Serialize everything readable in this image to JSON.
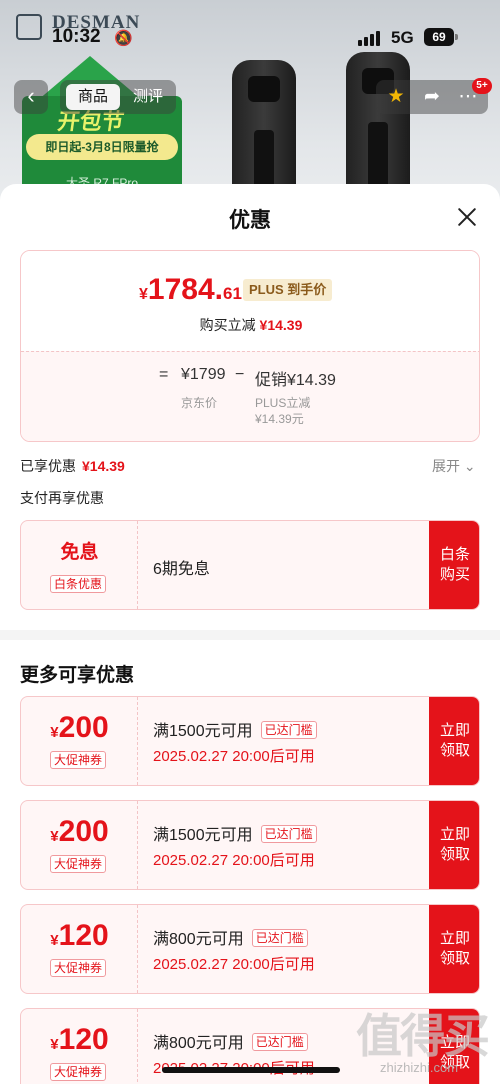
{
  "status_bar": {
    "time": "10:32",
    "network": "5G",
    "battery": "69"
  },
  "background": {
    "brand": "DESMAN",
    "banner_big": "开包节",
    "banner_ribbon": "即日起-3月8日限量抢",
    "banner_model": "大圣 R7 FPro"
  },
  "nav": {
    "tab_product": "商品",
    "tab_review": "测评",
    "message_badge": "5+"
  },
  "sheet": {
    "title": "优惠",
    "price_card": {
      "currency": "¥",
      "final_int": "1784.",
      "final_dec": "61",
      "plus_tag": "PLUS 到手价",
      "instant_label": "购买立减",
      "instant_value": "¥14.39",
      "eq": "=",
      "jd_price": "¥1799",
      "minus": "−",
      "promo": "促销¥14.39",
      "jd_price_label": "京东价",
      "plus_label": "PLUS立减",
      "plus_value": "¥14.39元"
    },
    "enjoyed_label": "已享优惠",
    "enjoyed_value": "¥14.39",
    "expand_label": "展开",
    "pay_more_label": "支付再享优惠",
    "baitiao_coupon": {
      "title": "免息",
      "tag": "白条优惠",
      "desc": "6期免息",
      "button": "白条购买"
    },
    "more_title": "更多可享优惠",
    "coupons": [
      {
        "currency": "¥",
        "amount": "200",
        "tag": "大促神券",
        "condition": "满1500元可用",
        "reached": "已达门槛",
        "time": "2025.02.27 20:00后可用",
        "button": "立即领取"
      },
      {
        "currency": "¥",
        "amount": "200",
        "tag": "大促神券",
        "condition": "满1500元可用",
        "reached": "已达门槛",
        "time": "2025.02.27 20:00后可用",
        "button": "立即领取"
      },
      {
        "currency": "¥",
        "amount": "120",
        "tag": "大促神券",
        "condition": "满800元可用",
        "reached": "已达门槛",
        "time": "2025.02.27 20:00后可用",
        "button": "立即领取"
      },
      {
        "currency": "¥",
        "amount": "120",
        "tag": "大促神券",
        "condition": "满800元可用",
        "reached": "已达门槛",
        "time": "2025.02.27 20:00后可用",
        "button": "立即领取"
      }
    ]
  },
  "watermark": {
    "text": "值得买",
    "sub": "zhizhizhi.com"
  },
  "colors": {
    "accent_red": "#e4131a",
    "plus_gold": "#8a5a1b",
    "pale_red": "#fff6f6"
  }
}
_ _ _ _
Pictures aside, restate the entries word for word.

> **Answer box**:
Serialize everything readable in this image to JSON.
{
  "status_bar": {
    "time": "10:32",
    "network": "5G",
    "battery": "69"
  },
  "background": {
    "brand": "DESMAN",
    "banner_big": "开包节",
    "banner_ribbon": "即日起-3月8日限量抢",
    "banner_model": "大圣 R7 FPro"
  },
  "nav": {
    "tab_product": "商品",
    "tab_review": "测评",
    "message_badge": "5+"
  },
  "sheet": {
    "title": "优惠",
    "price_card": {
      "currency": "¥",
      "final_int": "1784.",
      "final_dec": "61",
      "plus_tag": "PLUS 到手价",
      "instant_label": "购买立减",
      "instant_value": "¥14.39",
      "eq": "=",
      "jd_price": "¥1799",
      "minus": "−",
      "promo": "促销¥14.39",
      "jd_price_label": "京东价",
      "plus_label": "PLUS立减",
      "plus_value": "¥14.39元"
    },
    "enjoyed_label": "已享优惠",
    "enjoyed_value": "¥14.39",
    "expand_label": "展开",
    "pay_more_label": "支付再享优惠",
    "baitiao_coupon": {
      "title": "免息",
      "tag": "白条优惠",
      "desc": "6期免息",
      "button": "白条购买"
    },
    "more_title": "更多可享优惠",
    "coupons": [
      {
        "currency": "¥",
        "amount": "200",
        "tag": "大促神券",
        "condition": "满1500元可用",
        "reached": "已达门槛",
        "time": "2025.02.27 20:00后可用",
        "button": "立即领取"
      },
      {
        "currency": "¥",
        "amount": "200",
        "tag": "大促神券",
        "condition": "满1500元可用",
        "reached": "已达门槛",
        "time": "2025.02.27 20:00后可用",
        "button": "立即领取"
      },
      {
        "currency": "¥",
        "amount": "120",
        "tag": "大促神券",
        "condition": "满800元可用",
        "reached": "已达门槛",
        "time": "2025.02.27 20:00后可用",
        "button": "立即领取"
      },
      {
        "currency": "¥",
        "amount": "120",
        "tag": "大促神券",
        "condition": "满800元可用",
        "reached": "已达门槛",
        "time": "2025.02.27 20:00后可用",
        "button": "立即领取"
      }
    ]
  },
  "watermark": {
    "text": "值得买",
    "sub": "zhizhizhi.com"
  },
  "colors": {
    "accent_red": "#e4131a",
    "plus_gold": "#8a5a1b",
    "pale_red": "#fff6f6"
  }
}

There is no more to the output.